I’m keeping this Pinterest project that I did last year. I made the garland from twine and old book pages, the balls from rag strips, and the bow from burlap, of course.
I used to decorate every room in the house. I still couldn’t resist adding this handmade snowman box from a vacation with friends in Wisconsin to the guest bathroom.
This is the mantel, this year. It contains two angels, a gift my BFF gave me a few years ago, and, if you look carefully, you will see the antique oval frame I upcycled in the fall. I love it so much, I incorporated into the Christmas. It’s a keeper, I think.
The glass collection of snowmen and trees get a place on the coffee table this year. I love the little ones inside the cloche.
And finally, I have very few sentimental ornaments left, so…I like gaudy trees and I cannot lie!
I know. You’re wondering what I possibly could have pitched<del sold, but trust me, I have receipts to prove it. Sales have been pretty good at the flea market this month!

For the Love of Christmas Stockings Part II

DSC00031Whew! Finally, I finished the stockings. Did I mention that stitching was the easy part? After threading the needle, which I had to do on my machine at least three times during the trimming segment and at least two times during hand stitching, the hardest part was choosing the embellishments. For Saint, who loves to hunt and fish, I cut a cuff out of an old, already re-purposed camouflage tarp. At JoAnn’s fabric, I found some 3-D scrapbooking trinkets including a bow and arrow and a born to hunt sign. I had cut off some roping from an old summer purse (I told you I have become a major hoarder, lately) and I hot glued that as a frame. I think the stocking represents Saint pretty well.

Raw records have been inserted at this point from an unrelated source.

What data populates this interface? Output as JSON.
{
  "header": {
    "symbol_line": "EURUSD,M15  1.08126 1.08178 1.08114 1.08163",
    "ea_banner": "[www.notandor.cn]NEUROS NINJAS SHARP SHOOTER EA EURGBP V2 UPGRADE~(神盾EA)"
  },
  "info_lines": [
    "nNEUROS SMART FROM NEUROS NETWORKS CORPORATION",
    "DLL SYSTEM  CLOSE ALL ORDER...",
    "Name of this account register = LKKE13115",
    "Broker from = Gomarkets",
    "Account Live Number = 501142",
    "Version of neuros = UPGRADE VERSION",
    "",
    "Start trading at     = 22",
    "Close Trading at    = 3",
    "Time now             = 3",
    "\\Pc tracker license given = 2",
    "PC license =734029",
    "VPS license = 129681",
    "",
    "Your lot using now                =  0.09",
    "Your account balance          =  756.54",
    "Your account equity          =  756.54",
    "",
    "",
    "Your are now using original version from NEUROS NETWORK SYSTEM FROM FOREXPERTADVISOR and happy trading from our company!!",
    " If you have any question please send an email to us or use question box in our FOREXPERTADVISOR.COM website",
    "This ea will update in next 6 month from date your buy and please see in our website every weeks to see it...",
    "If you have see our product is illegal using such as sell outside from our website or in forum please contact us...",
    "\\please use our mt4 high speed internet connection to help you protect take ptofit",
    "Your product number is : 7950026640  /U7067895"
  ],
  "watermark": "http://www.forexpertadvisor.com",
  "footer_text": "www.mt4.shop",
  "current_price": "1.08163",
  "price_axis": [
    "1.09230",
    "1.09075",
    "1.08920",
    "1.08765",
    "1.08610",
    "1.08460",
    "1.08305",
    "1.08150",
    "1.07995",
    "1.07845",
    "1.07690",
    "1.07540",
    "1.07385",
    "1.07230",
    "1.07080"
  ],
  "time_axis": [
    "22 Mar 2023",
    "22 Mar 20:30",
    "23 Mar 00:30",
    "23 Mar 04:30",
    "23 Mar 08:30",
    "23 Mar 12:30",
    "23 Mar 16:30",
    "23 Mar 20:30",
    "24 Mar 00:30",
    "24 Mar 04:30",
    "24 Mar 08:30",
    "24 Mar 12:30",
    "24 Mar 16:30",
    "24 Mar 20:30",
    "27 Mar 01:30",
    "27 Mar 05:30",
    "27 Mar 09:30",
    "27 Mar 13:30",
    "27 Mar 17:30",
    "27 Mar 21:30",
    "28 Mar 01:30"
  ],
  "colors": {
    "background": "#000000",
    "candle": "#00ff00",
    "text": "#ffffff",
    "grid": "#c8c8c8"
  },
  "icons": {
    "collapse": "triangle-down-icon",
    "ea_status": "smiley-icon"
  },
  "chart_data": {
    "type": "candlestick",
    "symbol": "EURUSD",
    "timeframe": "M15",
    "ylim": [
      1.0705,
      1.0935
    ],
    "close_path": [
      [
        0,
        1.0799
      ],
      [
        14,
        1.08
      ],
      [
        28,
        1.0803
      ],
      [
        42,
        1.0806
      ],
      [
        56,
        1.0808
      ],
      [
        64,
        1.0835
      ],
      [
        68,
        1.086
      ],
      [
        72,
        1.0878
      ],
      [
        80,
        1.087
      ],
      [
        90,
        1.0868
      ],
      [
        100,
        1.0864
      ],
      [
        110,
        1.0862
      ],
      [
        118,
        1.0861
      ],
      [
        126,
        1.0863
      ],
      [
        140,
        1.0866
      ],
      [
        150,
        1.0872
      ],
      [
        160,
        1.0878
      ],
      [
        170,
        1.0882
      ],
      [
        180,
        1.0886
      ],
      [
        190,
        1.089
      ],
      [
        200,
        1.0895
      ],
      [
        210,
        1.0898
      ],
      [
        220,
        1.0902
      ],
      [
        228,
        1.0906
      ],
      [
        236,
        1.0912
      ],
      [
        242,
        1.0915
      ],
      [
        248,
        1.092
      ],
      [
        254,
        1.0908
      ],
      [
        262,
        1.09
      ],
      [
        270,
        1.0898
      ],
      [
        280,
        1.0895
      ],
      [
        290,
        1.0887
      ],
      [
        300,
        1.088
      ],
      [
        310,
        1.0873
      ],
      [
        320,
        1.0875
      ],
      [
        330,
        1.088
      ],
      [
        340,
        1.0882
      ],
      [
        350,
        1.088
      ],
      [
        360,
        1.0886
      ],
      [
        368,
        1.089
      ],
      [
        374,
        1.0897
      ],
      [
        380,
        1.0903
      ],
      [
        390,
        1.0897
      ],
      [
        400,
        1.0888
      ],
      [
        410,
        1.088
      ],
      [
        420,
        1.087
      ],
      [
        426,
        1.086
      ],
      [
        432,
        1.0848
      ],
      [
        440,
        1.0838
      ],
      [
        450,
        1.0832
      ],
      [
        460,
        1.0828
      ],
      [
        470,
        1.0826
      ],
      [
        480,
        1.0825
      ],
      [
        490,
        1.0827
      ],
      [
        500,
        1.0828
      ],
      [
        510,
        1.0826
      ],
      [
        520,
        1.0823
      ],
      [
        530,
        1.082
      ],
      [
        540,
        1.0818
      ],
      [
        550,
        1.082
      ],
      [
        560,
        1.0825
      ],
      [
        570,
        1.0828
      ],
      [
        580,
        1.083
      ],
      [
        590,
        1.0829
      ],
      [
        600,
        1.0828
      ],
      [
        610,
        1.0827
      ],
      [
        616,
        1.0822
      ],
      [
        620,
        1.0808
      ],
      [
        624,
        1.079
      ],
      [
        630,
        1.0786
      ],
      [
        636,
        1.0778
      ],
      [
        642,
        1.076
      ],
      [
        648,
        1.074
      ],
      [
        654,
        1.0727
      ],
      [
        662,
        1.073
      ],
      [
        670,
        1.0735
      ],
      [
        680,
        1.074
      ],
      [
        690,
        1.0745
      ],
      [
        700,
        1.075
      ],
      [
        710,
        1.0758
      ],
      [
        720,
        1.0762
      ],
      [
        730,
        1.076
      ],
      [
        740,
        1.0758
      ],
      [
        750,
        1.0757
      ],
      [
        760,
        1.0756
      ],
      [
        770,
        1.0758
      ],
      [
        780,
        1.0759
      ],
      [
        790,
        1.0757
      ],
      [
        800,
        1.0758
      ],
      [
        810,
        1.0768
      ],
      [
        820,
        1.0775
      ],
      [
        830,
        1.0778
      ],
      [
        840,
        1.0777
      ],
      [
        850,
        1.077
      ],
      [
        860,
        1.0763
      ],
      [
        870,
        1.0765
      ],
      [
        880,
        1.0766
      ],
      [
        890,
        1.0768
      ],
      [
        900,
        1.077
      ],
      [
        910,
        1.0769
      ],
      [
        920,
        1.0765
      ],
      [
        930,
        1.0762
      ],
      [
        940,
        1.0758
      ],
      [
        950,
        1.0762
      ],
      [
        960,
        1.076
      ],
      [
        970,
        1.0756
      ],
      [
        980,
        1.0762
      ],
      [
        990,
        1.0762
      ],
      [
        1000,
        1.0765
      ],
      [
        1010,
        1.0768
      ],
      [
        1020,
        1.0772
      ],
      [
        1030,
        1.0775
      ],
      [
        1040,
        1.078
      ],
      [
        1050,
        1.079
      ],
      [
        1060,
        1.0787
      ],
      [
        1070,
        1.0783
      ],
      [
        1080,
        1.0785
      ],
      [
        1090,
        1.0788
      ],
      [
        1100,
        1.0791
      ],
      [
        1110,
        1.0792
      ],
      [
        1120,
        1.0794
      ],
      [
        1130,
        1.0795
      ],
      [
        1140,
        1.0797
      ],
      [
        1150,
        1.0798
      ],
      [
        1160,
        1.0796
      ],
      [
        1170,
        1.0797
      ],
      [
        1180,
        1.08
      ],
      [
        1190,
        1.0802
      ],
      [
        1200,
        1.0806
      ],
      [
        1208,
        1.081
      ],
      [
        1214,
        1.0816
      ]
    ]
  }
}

Kris was an easy subject…give him a pair of jeans, a guitar, and his dogs, and he is happy. Add a girlfriend and he’s even happier. Finding things to represent those wasn’t as easy. I cut up a pair of old Levis to get the pocket and tag for the cuff. I found the dog bone at a craft fair and they personalized it with his dogs’ names for free. The guitar finished it up. I have an idea about the girlfriend, but I’ll add that later. Drum roll, please.

Our son-in-law, Lance, loves to raft, canoe, camp, and cook out. When he is out of uniform, he can almost always be found in a Razorback tee shirt. I found an old red pullover to use for the cuff and added a twig snowflake with some pine to go along with the 3-D canoe, campfire, and sleeping bag.

I had the most difficult time with our bonus Grand Daughter’s. Carley is such a beauty, very social, not the outdoor type. I made her this “diva” stocking with a bit of sophisticated bling, but I have stockings left over in case I decide to do something else. What do you think?
Here they are, in the basement, hung by the chimney with care propped up for the picture.
In reality, we fill our stockings with heavy stuff junk treasures and usually have to lay them on the hearth. Anyway, I have had fun making and personalizing stockings, and I hope I might have inspired someone else to give it a try. Even if you can’t sew a stitch.